-- Instructions for the task --
Return, from the listing that follows, each line containing the word "content".
*** Begin section ***
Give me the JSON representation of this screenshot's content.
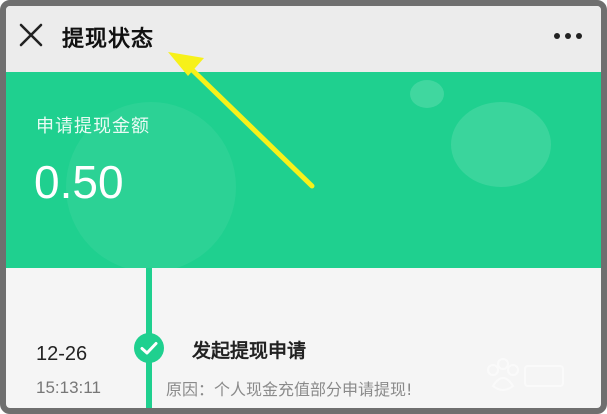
{
  "header": {
    "title": "提现状态",
    "close_icon": "close-icon",
    "more_icon": "more-icon"
  },
  "summary": {
    "label": "申请提现金额",
    "amount": "0.50",
    "background_color": "#1fd08f"
  },
  "timeline": {
    "events": [
      {
        "date": "12-26",
        "time": "15:13:11",
        "title": "发起提现申请",
        "reason": "原因：个人现金充值部分申请提现!"
      }
    ]
  },
  "annotation": {
    "arrow_color": "#f7f11a"
  }
}
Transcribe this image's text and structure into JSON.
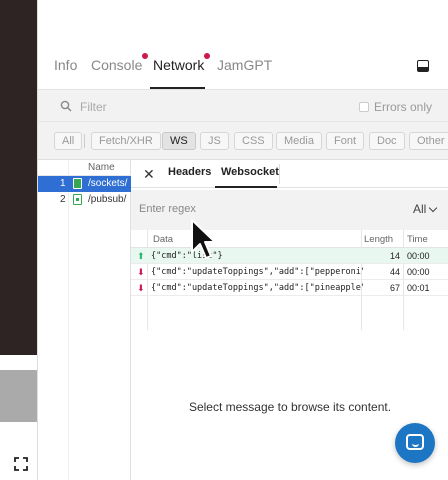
{
  "tabs": [
    {
      "label": "Info",
      "active": false,
      "dot": false
    },
    {
      "label": "Console",
      "active": false,
      "dot": true
    },
    {
      "label": "Network",
      "active": true,
      "dot": true
    },
    {
      "label": "JamGPT",
      "active": false,
      "dot": false
    }
  ],
  "filter": {
    "placeholder": "Filter",
    "errors_only_label": "Errors only"
  },
  "types": [
    "All",
    "Fetch/XHR",
    "WS",
    "JS",
    "CSS",
    "Media",
    "Font",
    "Doc",
    "Other"
  ],
  "active_type": "WS",
  "requests": {
    "name_header": "Name",
    "rows": [
      {
        "num": "1",
        "name": "/sockets/",
        "selected": true
      },
      {
        "num": "2",
        "name": "/pubsub/",
        "selected": false
      }
    ]
  },
  "detail": {
    "tabs": [
      "Headers",
      "Websocket"
    ],
    "active_tab": "Websocket",
    "regex_placeholder": "Enter regex",
    "direction": "All",
    "columns": {
      "data": "Data",
      "length": "Length",
      "time": "Time"
    },
    "messages": [
      {
        "direction": "sent",
        "data": "{\"cmd\":\"list\"}",
        "length": "14",
        "time": "00:00"
      },
      {
        "direction": "received",
        "data": "{\"cmd\":\"updateToppings\",\"add\":[\"pepperoni\"",
        "length": "44",
        "time": "00:00"
      },
      {
        "direction": "received",
        "data": "{\"cmd\":\"updateToppings\",\"add\":[\"pineapple\"",
        "length": "67",
        "time": "00:01"
      }
    ],
    "empty_text": "Select message to browse its content."
  },
  "colors": {
    "accent": "#2f6fd3",
    "tab_dot": "#d0174a",
    "sent_arrow": "#2bb673",
    "received_arrow": "#d0174a",
    "chat_button": "#1c76c4"
  },
  "icons": {
    "search": "search-icon",
    "dock": "dock-bottom-icon",
    "close": "close-icon",
    "chat": "chat-icon",
    "expand": "expand-icon",
    "file": "websocket-file-icon"
  }
}
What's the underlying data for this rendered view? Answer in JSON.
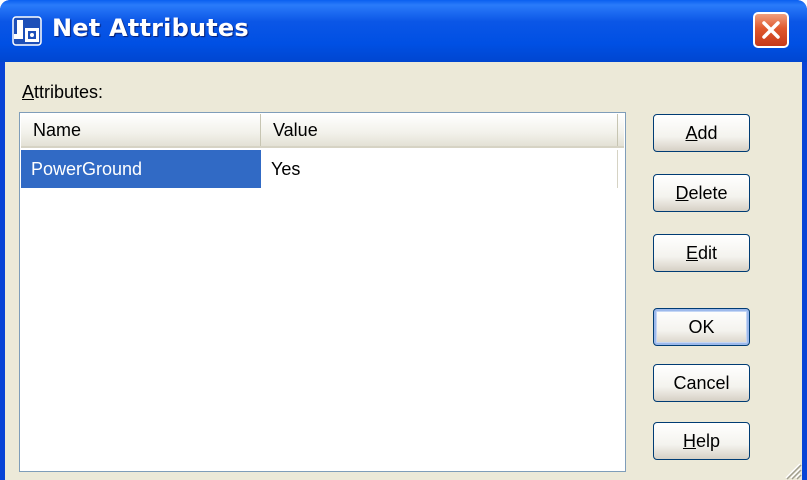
{
  "window": {
    "title": "Net Attributes",
    "app_icon": "app-icon",
    "close_icon": "close-icon"
  },
  "attributes_label": {
    "mnemonic": "A",
    "rest": "ttributes:"
  },
  "list": {
    "columns": [
      "Name",
      "Value"
    ],
    "rows": [
      {
        "name": "PowerGround",
        "value": "Yes",
        "selected": true
      }
    ]
  },
  "buttons": {
    "add": {
      "mnemonic": "A",
      "rest": "dd"
    },
    "delete": {
      "mnemonic": "D",
      "rest": "elete"
    },
    "edit": {
      "mnemonic": "E",
      "rest": "dit"
    },
    "ok": {
      "label": "OK"
    },
    "cancel": {
      "label": "Cancel"
    },
    "help": {
      "mnemonic": "H",
      "rest": "elp"
    }
  },
  "colors": {
    "title_bar": "#0054e3",
    "selection": "#316ac5",
    "dialog_bg": "#ece9d8",
    "close_button": "#e0592e"
  }
}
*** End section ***
-- Solution for this exercise --
Give me the JSON representation of this screenshot's content.
    "empty_text": "Select message to browse its content."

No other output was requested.